_ASSIGNMENT_
Word for word, please copy the listing below, with its pictures left out.

[SOURCE MATERIAL Boundary: Start]

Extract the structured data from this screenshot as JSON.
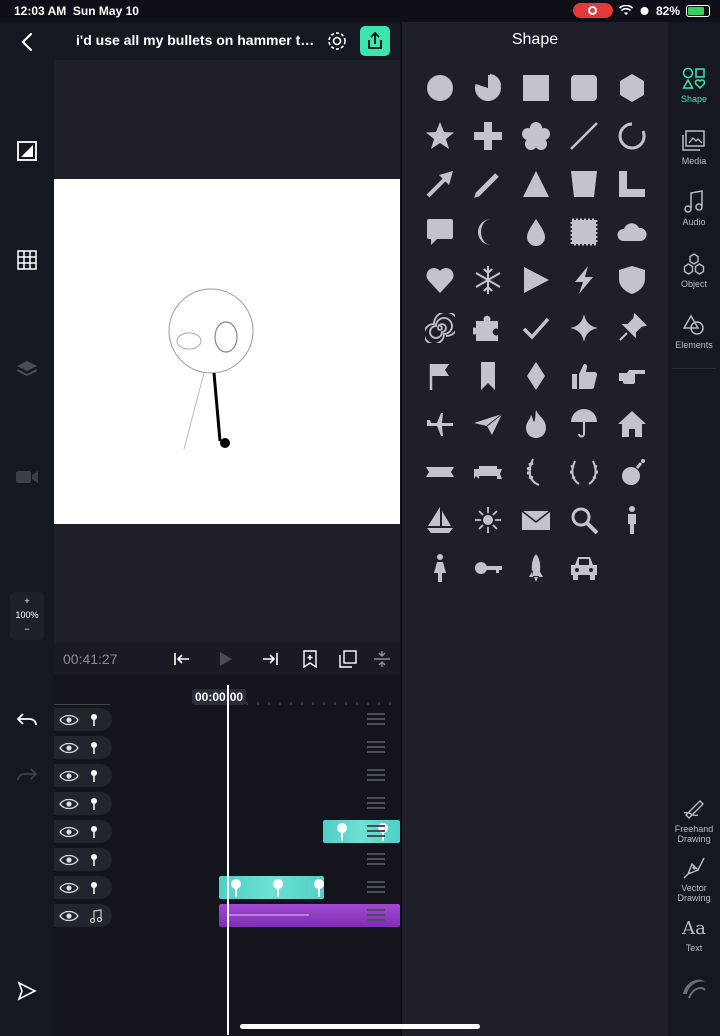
{
  "status_bar": {
    "time": "12:03 AM",
    "date": "Sun May 10",
    "battery": "82%"
  },
  "header": {
    "project_title": "i'd use all my bullets on hammer time"
  },
  "zoom": {
    "plus": "+",
    "level": "100%",
    "minus": "−"
  },
  "timeline": {
    "current_time": "00:41:27",
    "playhead_time": "00:00:00",
    "layers": [
      {
        "type": "shape"
      },
      {
        "type": "shape"
      },
      {
        "type": "shape"
      },
      {
        "type": "shape"
      },
      {
        "type": "shape"
      },
      {
        "type": "shape"
      },
      {
        "type": "shape"
      },
      {
        "type": "audio"
      }
    ]
  },
  "shape_panel": {
    "title": "Shape",
    "shapes": [
      "circle",
      "pie",
      "square",
      "rounded-square",
      "hexagon",
      "star",
      "plus",
      "flower",
      "line",
      "arc",
      "arrow",
      "pencil",
      "triangle",
      "trapezoid",
      "rounded-corner",
      "speech-bubble",
      "crescent",
      "drop",
      "stamp",
      "cloud",
      "heart",
      "snowflake",
      "play",
      "lightning",
      "shield",
      "spiral",
      "puzzle",
      "checkmark",
      "sparkle",
      "pushpin",
      "flag",
      "bookmark",
      "diamond",
      "thumbs-up",
      "pointing-hand",
      "airplane",
      "paper-plane",
      "flame",
      "umbrella",
      "house",
      "ribbon",
      "banner",
      "laurel-left",
      "laurel",
      "bomb",
      "sailboat",
      "sun",
      "envelope",
      "magnifier",
      "man",
      "woman",
      "key",
      "rocket",
      "car"
    ]
  },
  "right_rail": {
    "tabs": [
      "Shape",
      "Media",
      "Audio",
      "Object",
      "Elements"
    ],
    "tools": [
      "Freehand Drawing",
      "Vector Drawing",
      "Text"
    ]
  },
  "colors": {
    "accent": "#3be5b0",
    "teal_clip": "#4fcfc6",
    "audio_clip": "#9a3fcf",
    "panel": "#1e1f28"
  }
}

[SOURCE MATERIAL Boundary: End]

_ANSWER FOR THIS EXERCISE_
Extract the structured data from this screenshot as JSON.
{
  "status_bar": {
    "time": "12:03 AM",
    "date": "Sun May 10",
    "battery": "82%"
  },
  "header": {
    "project_title": "i'd use all my bullets on hammer time"
  },
  "zoom": {
    "plus": "+",
    "level": "100%",
    "minus": "−"
  },
  "timeline": {
    "current_time": "00:41:27",
    "playhead_time": "00:00:00",
    "layers": [
      {
        "type": "shape"
      },
      {
        "type": "shape"
      },
      {
        "type": "shape"
      },
      {
        "type": "shape"
      },
      {
        "type": "shape"
      },
      {
        "type": "shape"
      },
      {
        "type": "shape"
      },
      {
        "type": "audio"
      }
    ]
  },
  "shape_panel": {
    "title": "Shape",
    "shapes": [
      "circle",
      "pie",
      "square",
      "rounded-square",
      "hexagon",
      "star",
      "plus",
      "flower",
      "line",
      "arc",
      "arrow",
      "pencil",
      "triangle",
      "trapezoid",
      "rounded-corner",
      "speech-bubble",
      "crescent",
      "drop",
      "stamp",
      "cloud",
      "heart",
      "snowflake",
      "play",
      "lightning",
      "shield",
      "spiral",
      "puzzle",
      "checkmark",
      "sparkle",
      "pushpin",
      "flag",
      "bookmark",
      "diamond",
      "thumbs-up",
      "pointing-hand",
      "airplane",
      "paper-plane",
      "flame",
      "umbrella",
      "house",
      "ribbon",
      "banner",
      "laurel-left",
      "laurel",
      "bomb",
      "sailboat",
      "sun",
      "envelope",
      "magnifier",
      "man",
      "woman",
      "key",
      "rocket",
      "car"
    ]
  },
  "right_rail": {
    "tabs": [
      "Shape",
      "Media",
      "Audio",
      "Object",
      "Elements"
    ],
    "tools": [
      "Freehand Drawing",
      "Vector Drawing",
      "Text"
    ]
  },
  "colors": {
    "accent": "#3be5b0",
    "teal_clip": "#4fcfc6",
    "audio_clip": "#9a3fcf",
    "panel": "#1e1f28"
  }
}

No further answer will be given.